Holgate took a brutal blow from Sandy. At least a dozen homes were washed away and another 500 sustained serious damage. It looked like a bomb went off here right after the storm.
"Everything was knocked out from beneath the house, all the heating systems, garages, cars, everything was knocked out," explained contractor Frank Maugeri.
At the LBI Trailer Park 175 trailers had been toppled like dominos and destroyed. The owner decided to close the park, which had been there for decades and is now an empty lot. Pat and Sue Foley used to live there but had to relocate after Sandy.
Pat says, "We were 15 years here in LBI Trailer Park along with many others what were here. Little stabs or remorse or remembrance will come up and especially driving by your old house site."
Sue tells us, "I think the mourning process isn't over for anybody yet, and it goes away, comes back, goes away, comes back. So you just have to deal with it as it comes."
Emil Clemente owns a beachfront house that he raised 5 feet after the storm. He says the contractor had to move the house three times and still didn't get it right.
"When they put the house back on the pile, I'm 18 inches too close to the road," Emil explained. "They moved my house forward so I don't have the proper setback now and they refuse to come back."
Sandy destroyed whatever dunes there were in Holgate. Long Beach Township is using eminent domain to secure property easements so the Army Corps of Engineers can begin a badly needed $150 million beach replenishment.
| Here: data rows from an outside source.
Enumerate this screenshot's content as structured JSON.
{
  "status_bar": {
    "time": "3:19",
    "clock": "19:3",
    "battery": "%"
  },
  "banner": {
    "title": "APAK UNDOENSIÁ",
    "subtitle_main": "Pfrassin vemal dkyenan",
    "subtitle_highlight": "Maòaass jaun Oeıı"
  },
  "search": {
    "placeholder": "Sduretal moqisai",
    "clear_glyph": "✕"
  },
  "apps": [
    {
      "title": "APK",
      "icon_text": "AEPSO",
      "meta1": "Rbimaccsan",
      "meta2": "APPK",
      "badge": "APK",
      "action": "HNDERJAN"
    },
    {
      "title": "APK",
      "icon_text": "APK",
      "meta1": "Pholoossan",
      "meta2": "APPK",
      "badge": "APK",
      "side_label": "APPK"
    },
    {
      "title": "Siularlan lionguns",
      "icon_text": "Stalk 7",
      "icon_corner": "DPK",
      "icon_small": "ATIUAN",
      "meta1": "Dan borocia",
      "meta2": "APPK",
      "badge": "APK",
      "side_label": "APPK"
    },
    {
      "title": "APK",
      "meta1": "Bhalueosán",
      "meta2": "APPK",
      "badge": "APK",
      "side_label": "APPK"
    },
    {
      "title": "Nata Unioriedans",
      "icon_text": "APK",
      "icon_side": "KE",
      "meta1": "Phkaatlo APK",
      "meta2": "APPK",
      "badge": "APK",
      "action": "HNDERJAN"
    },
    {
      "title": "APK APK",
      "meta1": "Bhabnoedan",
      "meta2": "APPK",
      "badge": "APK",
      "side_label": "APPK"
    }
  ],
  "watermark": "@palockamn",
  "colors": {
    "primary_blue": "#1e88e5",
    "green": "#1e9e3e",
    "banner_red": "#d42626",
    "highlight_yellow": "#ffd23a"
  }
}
Mayor Joe Mancini tells Action News, "Whenever we get a good blow out tide we put the dozers out there and we push the sand up. The dunes actually look pretty good now. Obviously they would never survive another Sandy, but they'll survive a 3 day Nor'easter."
The 3 feet of sand that filled the streets a year ago is gone. Most of the ruined homes have been demolished. Those who can are rebuilding and there's hope that Holgate will be what it once was.